● **Exercise brief**:
Scan the records below. Copy every line in which the word "Sans" appears.

● **Dataset extract**:
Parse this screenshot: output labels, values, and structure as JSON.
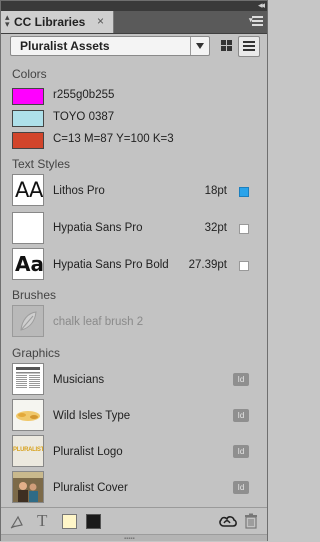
{
  "panel": {
    "tab_title": "CC Libraries",
    "tab_close": "×",
    "collapse_glyph": "◂◂",
    "library_selected": "Pluralist Assets"
  },
  "colors": {
    "header": "Colors",
    "items": [
      {
        "label": "r255g0b255",
        "swatch": "#ff00ff"
      },
      {
        "label": "TOYO 0387",
        "swatch": "#aee0ea"
      },
      {
        "label": "C=13 M=87 Y=100 K=3",
        "swatch": "#d2452b"
      }
    ]
  },
  "text_styles": {
    "header": "Text Styles",
    "items": [
      {
        "preview": "AA",
        "name": "Lithos Pro",
        "size": "18pt",
        "checked": true
      },
      {
        "preview": "",
        "name": "Hypatia Sans Pro",
        "size": "32pt",
        "checked": false
      },
      {
        "preview": "Aa",
        "name": "Hypatia Sans Pro Bold",
        "size": "27.39pt",
        "checked": false
      }
    ]
  },
  "brushes": {
    "header": "Brushes",
    "items": [
      {
        "name": "chalk leaf brush 2"
      }
    ]
  },
  "graphics": {
    "header": "Graphics",
    "items": [
      {
        "name": "Musicians",
        "badge": "Id"
      },
      {
        "name": "Wild Isles Type",
        "badge": "Id"
      },
      {
        "name": "Pluralist Logo",
        "badge": "Id",
        "thumb_text": "PLURALIST"
      },
      {
        "name": "Pluralist Cover",
        "badge": "Id"
      }
    ]
  },
  "footer": {
    "text_icon": "T",
    "accent_fill": "#fff6c8",
    "accent_stroke": "#1a1a1a"
  }
}
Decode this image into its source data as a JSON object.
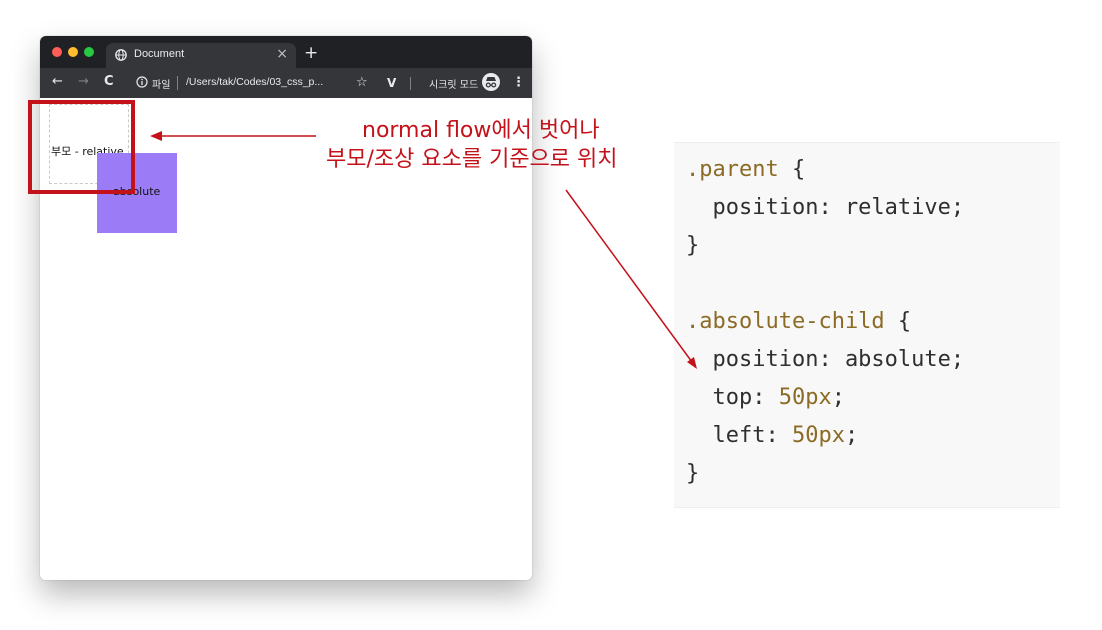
{
  "browser": {
    "tab_title": "Document",
    "tab_close": "×",
    "new_tab": "+",
    "nav": {
      "back": "←",
      "forward": "→",
      "reload": "C"
    },
    "omnibox": {
      "scheme_label": "파일",
      "url": "/Users/tak/Codes/03_css_p..."
    },
    "star": "☆",
    "extension": "V",
    "incognito_label": "시크릿 모드",
    "menu": "⋮",
    "icons": {
      "tab": "globe-icon",
      "info": "info-icon",
      "star": "star-icon",
      "extension": "vue-devtools-icon",
      "avatar": "incognito-icon",
      "menu": "kebab-menu-icon"
    }
  },
  "page": {
    "parent_text": "부모 - relative",
    "absolute_text": "absolute",
    "colors": {
      "absolute_box": "#9b7cf6",
      "highlight": "#c4121a"
    }
  },
  "annotation": {
    "line1": "normal flow에서 벗어나",
    "line2": "부모/조상 요소를 기준으로 위치",
    "color": "#c4121a"
  },
  "code": {
    "l1_selector": ".parent",
    "l1_brace": " {",
    "l2": "  position: relative;",
    "l3": "}",
    "l5_selector": ".absolute-child",
    "l5_brace": " {",
    "l6": "  position: absolute;",
    "l7_prop": "  top: ",
    "l7_val": "50px",
    "l7_end": ";",
    "l8_prop": "  left: ",
    "l8_val": "50px",
    "l8_end": ";",
    "l9": "}",
    "colors": {
      "selector": "#8b6b26",
      "number": "#8b6b26",
      "text": "#2f2f2f"
    }
  }
}
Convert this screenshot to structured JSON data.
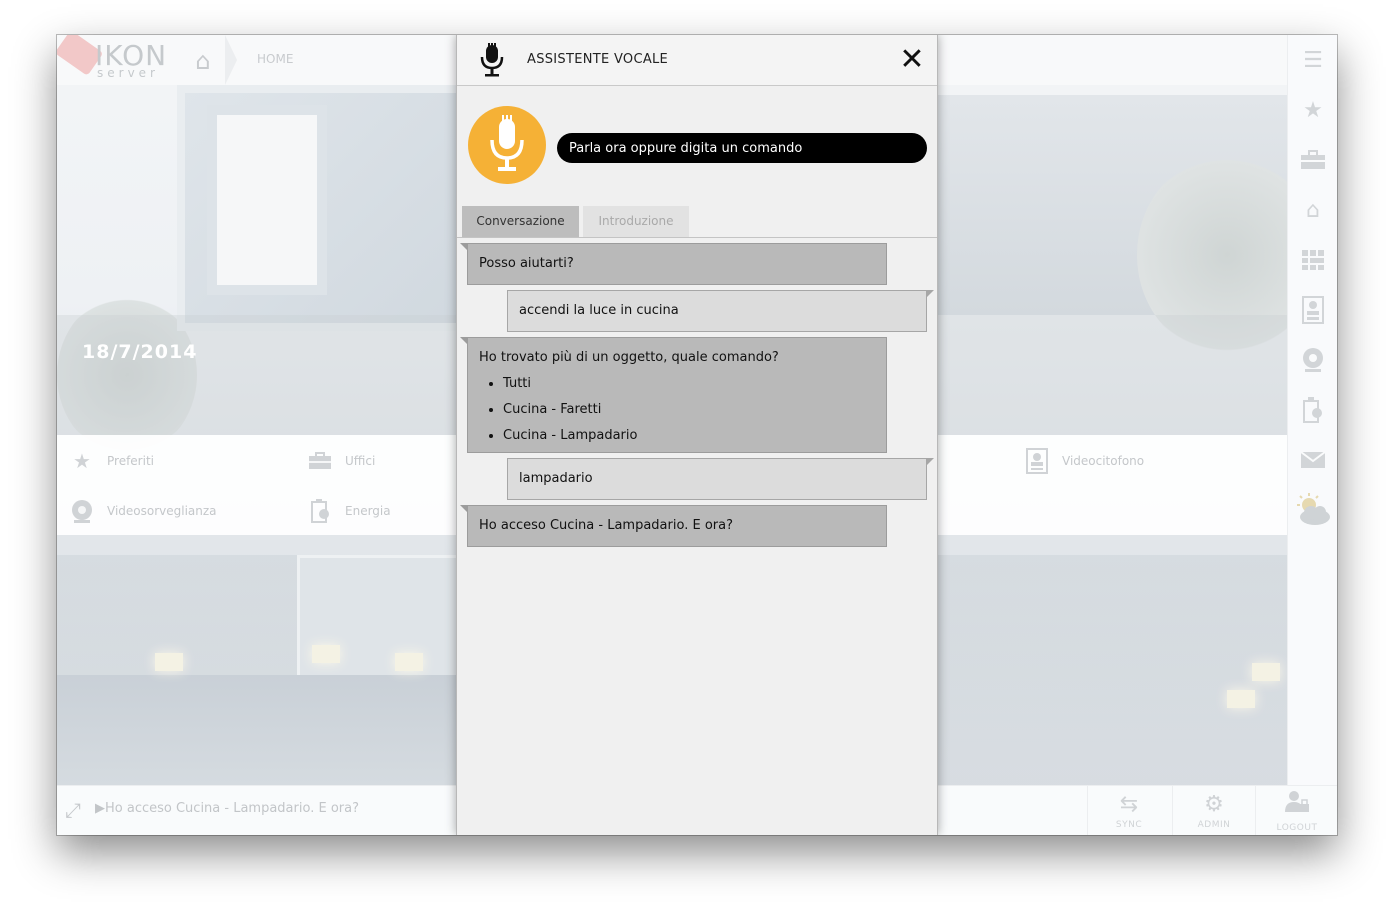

● **Result of this exercise**:
        "name": "Hypatia Sans Pro",
        "name": "Hypatia Sans Pro Bold",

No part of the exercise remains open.